It’s always been a mystery to me how, in a country in which “fairness” is such an important concept, there are so few who question whether it is fair to leave everyone in a constituency who votes for the losing party – or for smaller parties – without any representation whatsoever. The winner takes it all. To everyone else: “You lost. Get over it.”
The second thing that has changed – and this is the main reason for the current crisis – is that the UK’s majoritarian system, as the case of Braverman makes clear, yokes together political streams so incompatible that they are joined by nothing more than the sheer will to govern. The result is increasingly toxic infighting and extreme volatility.
As New Statesman’s writer at large Jeremy Cliffe recently wrote for the German weekly Die Zeit, the proportional representation systems of many countries in continental Europe seem to be doing far better at maintaining cohesion in increasingly fragmented societies facing the challenges of populism, rhetorical escalation and radicalisation. If the UK had had proportional representation during the tenure of David Cameron, for example, there would have been no need to admit xenophobic, far-right tendencies to the innermost circles of the Tory party – a position from which they then went on to exert their destructive influence all the more effectively. Rather, Nigel Farage and his Ukip outfit would probably have won around 10 to 12 per cent of the vote, as the Alternative für Deutschland (AfD) does in Germany.
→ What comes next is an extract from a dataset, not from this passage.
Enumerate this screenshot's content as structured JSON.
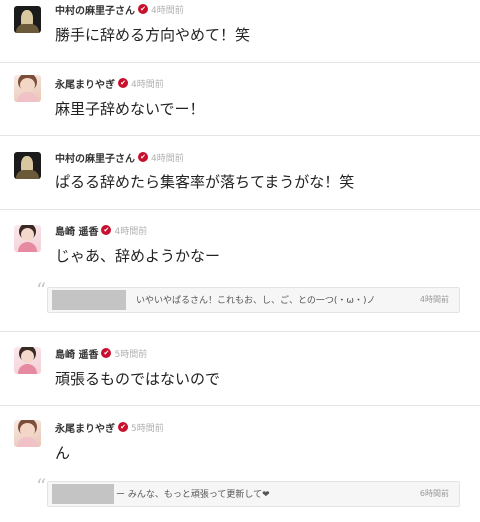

This gives the far-right vocal representation, but stops it from hijacking the centre-right mainstream. I would even go so far as to say it helps to keep the German conservatives in the middle ground, as they must constantly define themselves as centrist conservatism by distancing themselves from the far right.
In the UK system, however, the Tories’ permanent infighting, caused by the toxic influence of the hard right wing, leads to much less transparency and ever more frequent changes of leadership. For voters it can often be very hard to tell where the party they are endorsing actually stands, especially when manifestos don’t matter that much any more and prime ministers change as often as they did this year.
There are other ways the party lacks transparency. To this day, for instance, no one actually knows how many MPs form the hard core of the European Research Group. In an infamous interview with Channel 4 in 2017, Braverman, a former chairwoman of the group, refused to give even a rough hint of this number, let alone names. Add to this the ever-increasing influence of opaque think tanks with undisclosed financial backing, and you have a total lack of transparency for voters.
Britain is moving further away from the ideal of a transparent and fair democracy. Rather, it increasingly resembles a distorted democracy – one that needs proper electoral reform instead of more tweaks and muddling through. If not, it is in danger of becoming even more unstable.
As such, it doesn’t actually matter whether, in supporting Braverman, Sunak is “being a grown-up” and taking a tough decision to be able to govern or whether he, too, actually believes in her far-right agenda. As long as divergent streams within his party force him to back divisive policies, which will only increase tensions in British society and in the Conservatives, he is – sooner or lettuce – as doomed as all his predecessors. Something tells me the foreign desks back in Germany will be hearing from me again soon enough.
This article was translated from German by Brian Melican.